April the Giraffe: Motherhood Suits Her

You might remember us introducing you to April, the pregnant giraffe, back in March. We asked several animals for advice on motherhood and the media. Since then, April has had her baby, and is thriving as a mother. Below is what she had to say when we caught up with her.

Tell us about your son.

His name is Tajiri, which means means hope and confidence in Swahili. My favorite keepers, Allysa and Corey, picked it out. I guess it fits him. He is full of energy and loves to entertain the humans who come to see us.

Has some of the craziness stopped now that you have given birth?

Oh my goodness, no it has been a zoo around here. Oh I made a joke…any way, the humans who watched my butt for 2 months are traveling here to the park to see us. It has been a good thing for my Jordan. He loves us animals so much. This has allowed him to do things he never dreamed of being able to do.

Are you still streaming video and all?

Where can people find it? Yes we are live every day from 4 pm to 8 pm. Our public missed us so much we put the live feed back up. Jordan also goes live to teach about the other animals he has here. The link can be found on the Animal Adventure Park website and Facebook page.

Your baby looked so big when he was born (compared to kittens), how big was he?

He was 5 ft 9 in and weighed almost 150 lbs. He is now 4 months old and is 8 ft tall and weighs 300 lbs. He is a fast growing boy.

What do baby giraffes eat? Does he get treats from the humans? 

Giraffe calves nurse from their moms, but they also sample the hay and feed that the adults eat. Tajiri is starting to take carrots from the humans who come to visit. They make such a fuss over him.

How does he get along with the vet and other humans he sees regularly?

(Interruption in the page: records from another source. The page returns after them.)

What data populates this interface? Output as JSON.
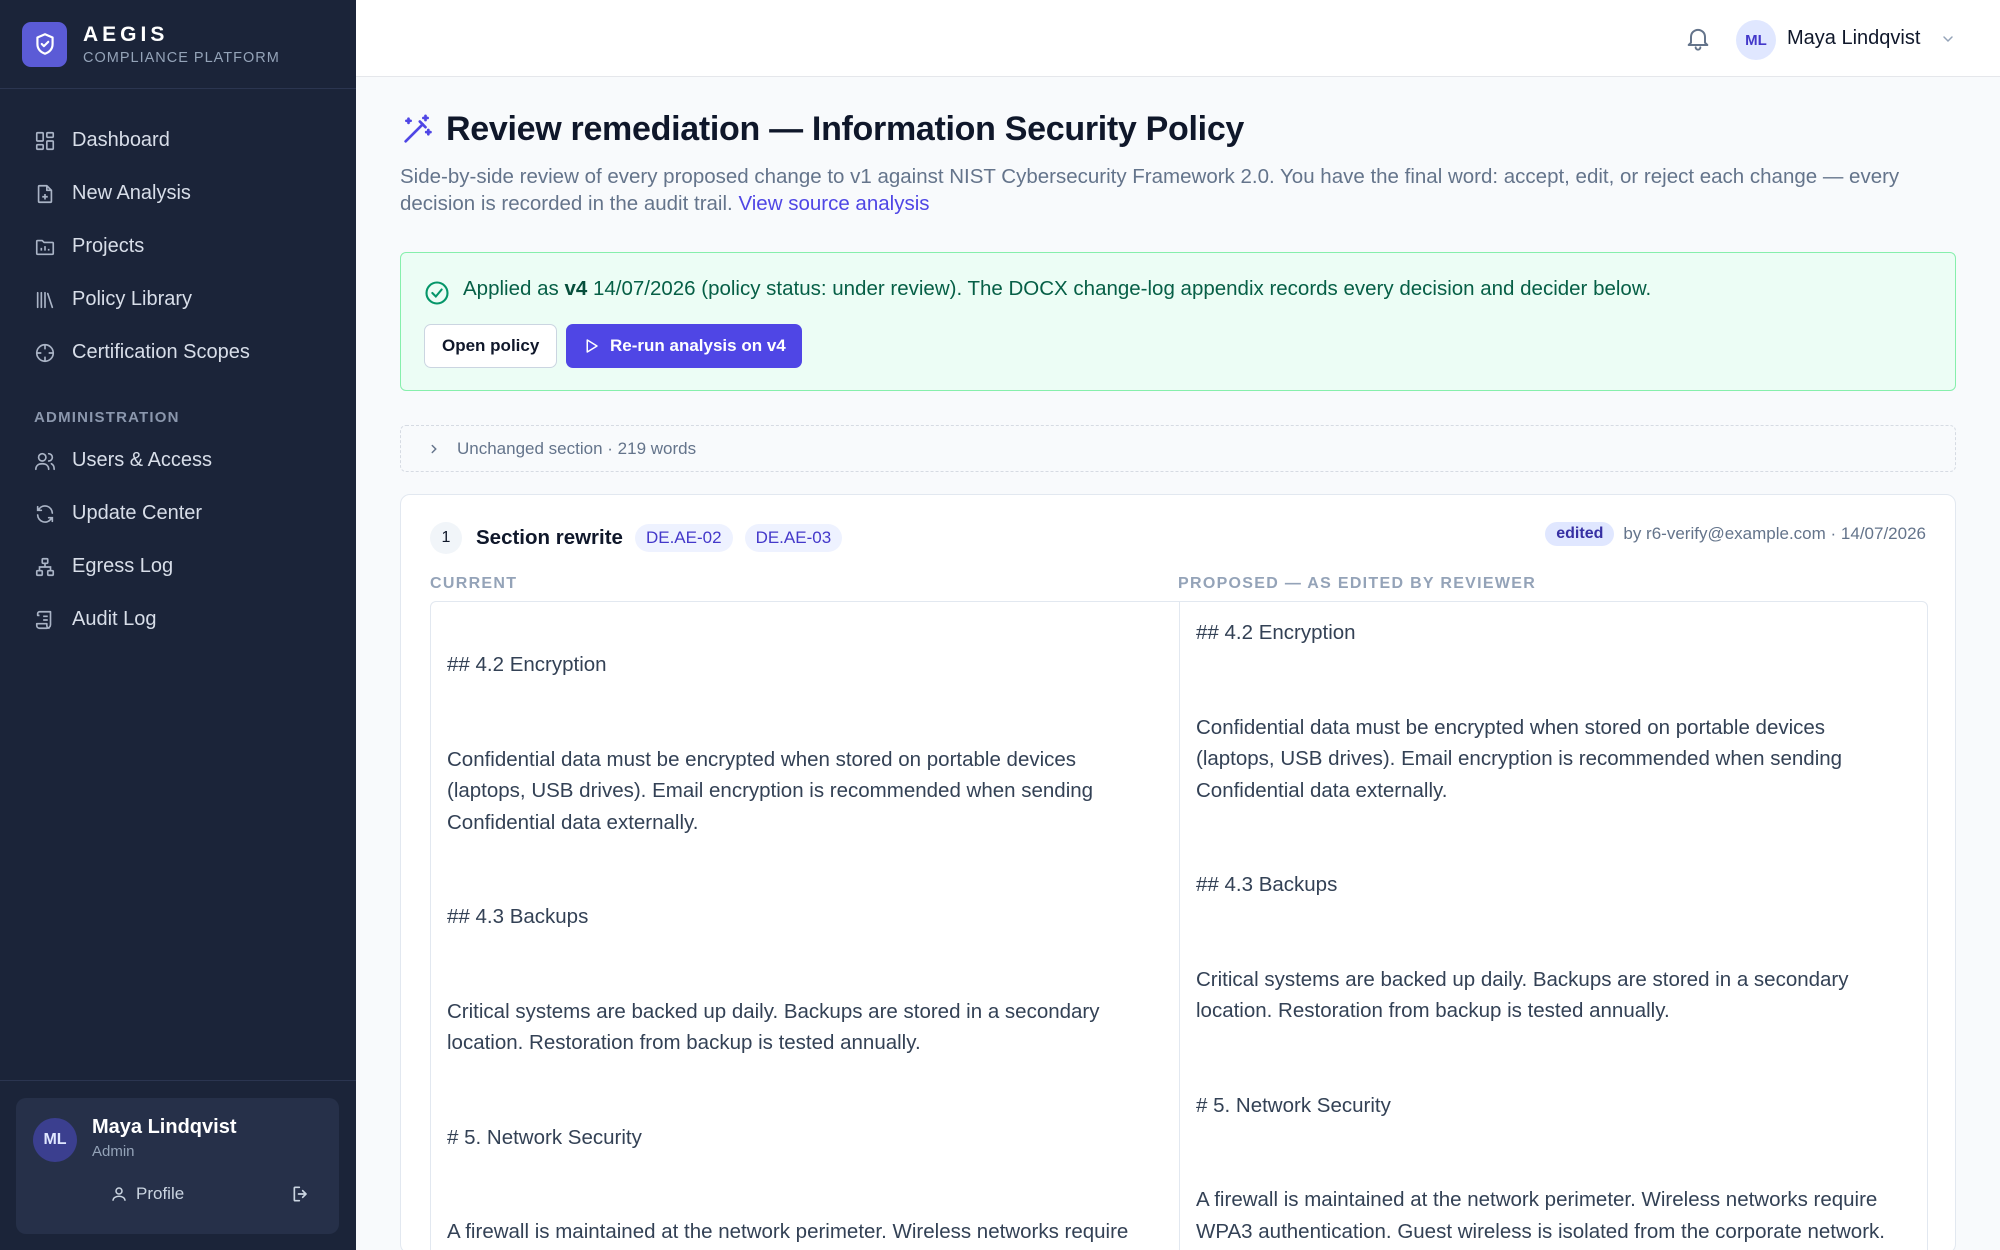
{
  "brand": {
    "name": "AEGIS",
    "subtitle": "COMPLIANCE PLATFORM"
  },
  "sidebar": {
    "nav": [
      {
        "label": "Dashboard",
        "icon": "dashboard-icon"
      },
      {
        "label": "New Analysis",
        "icon": "file-plus-icon"
      },
      {
        "label": "Projects",
        "icon": "folder-chart-icon"
      },
      {
        "label": "Policy Library",
        "icon": "library-icon"
      },
      {
        "label": "Certification Scopes",
        "icon": "scope-icon"
      }
    ],
    "admin_heading": "ADMINISTRATION",
    "admin_nav": [
      {
        "label": "Users & Access",
        "icon": "users-icon"
      },
      {
        "label": "Update Center",
        "icon": "refresh-icon"
      },
      {
        "label": "Egress Log",
        "icon": "network-icon"
      },
      {
        "label": "Audit Log",
        "icon": "scroll-icon"
      }
    ],
    "user": {
      "initials": "ML",
      "name": "Maya Lindqvist",
      "role": "Admin",
      "profile_label": "Profile"
    }
  },
  "topbar": {
    "initials": "ML",
    "user_name": "Maya Lindqvist"
  },
  "page": {
    "title": "Review remediation — Information Security Policy",
    "subtitle": "Side-by-side review of every proposed change to v1 against NIST Cybersecurity Framework 2.0. You have the final word: accept, edit, or reject each change — every decision is recorded in the audit trail.",
    "source_link": "View source analysis"
  },
  "banner": {
    "prefix": "Applied as ",
    "version": "v4",
    "suffix": " 14/07/2026 (policy status: under review). The DOCX change-log appendix records every decision and decider below.",
    "open_label": "Open policy",
    "rerun_label": "Re-run analysis on v4"
  },
  "unchanged": {
    "label": "Unchanged section · 219 words"
  },
  "change": {
    "number": "1",
    "title": "Section rewrite",
    "tags": [
      "DE.AE-02",
      "DE.AE-03"
    ],
    "status": "edited",
    "meta": "by r6-verify@example.com · 14/07/2026",
    "current_label": "CURRENT",
    "proposed_label": "PROPOSED — AS EDITED BY REVIEWER",
    "current": [
      "## 4.2 Encryption",
      "Confidential data must be encrypted when stored on portable devices (laptops, USB drives). Email encryption is recommended when sending Confidential data externally.",
      "## 4.3 Backups",
      "Critical systems are backed up daily. Backups are stored in a secondary location. Restoration from backup is tested annually.",
      "# 5. Network Security",
      "A firewall is maintained at the network perimeter. Wireless networks require"
    ],
    "proposed": [
      "## 4.2 Encryption",
      "Confidential data must be encrypted when stored on portable devices (laptops, USB drives). Email encryption is recommended when sending Confidential data externally.",
      "## 4.3 Backups",
      "Critical systems are backed up daily. Backups are stored in a secondary location. Restoration from backup is tested annually.",
      "# 5. Network Security",
      "A firewall is maintained at the network perimeter. Wireless networks require WPA3 authentication. Guest wireless is isolated from the corporate network."
    ]
  }
}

He is learning the right way to behave around humans. He does sometimes act out though, and Allysa has had to scoot out of the way. She is so patient and loves us. She works with Tajiri daily, teaching him to move where she wants him to go and to tolerate human touch.

What types of things do giraffe moms teach their children?

Since we are in the care of humans our job is made easy. We do most things by instinct though. Humans say we have a VERY short attention span so we are always learning and exploring our habitat. Food is our biggest motivation….we love romaine lettuce and carrots.

Do you like showing him off to the humans?

I don’t mind sharing the limelight with him. I trust my humans so I let them in with us right away. He is famous now so Oliver, his Daddy, and I accept that he will get as much attention as we do. He is just so darned cute.

Would you like to have another baby?

I wouldn’t mind having more babies. I’m only 14 and in the care of my humans I could live til my mid 20s or more. Jordan said I had an easy time and am a good mom, so maybe there will be more….stay tuned…it will probably be Giraffe watch 2020…

Is there anything you would like to add?

I guess I don’t understand all the excitement I caused, but I am very glad it has done so much for the Park. All of the attention it has brought to the conservation of Giraffes has been great too.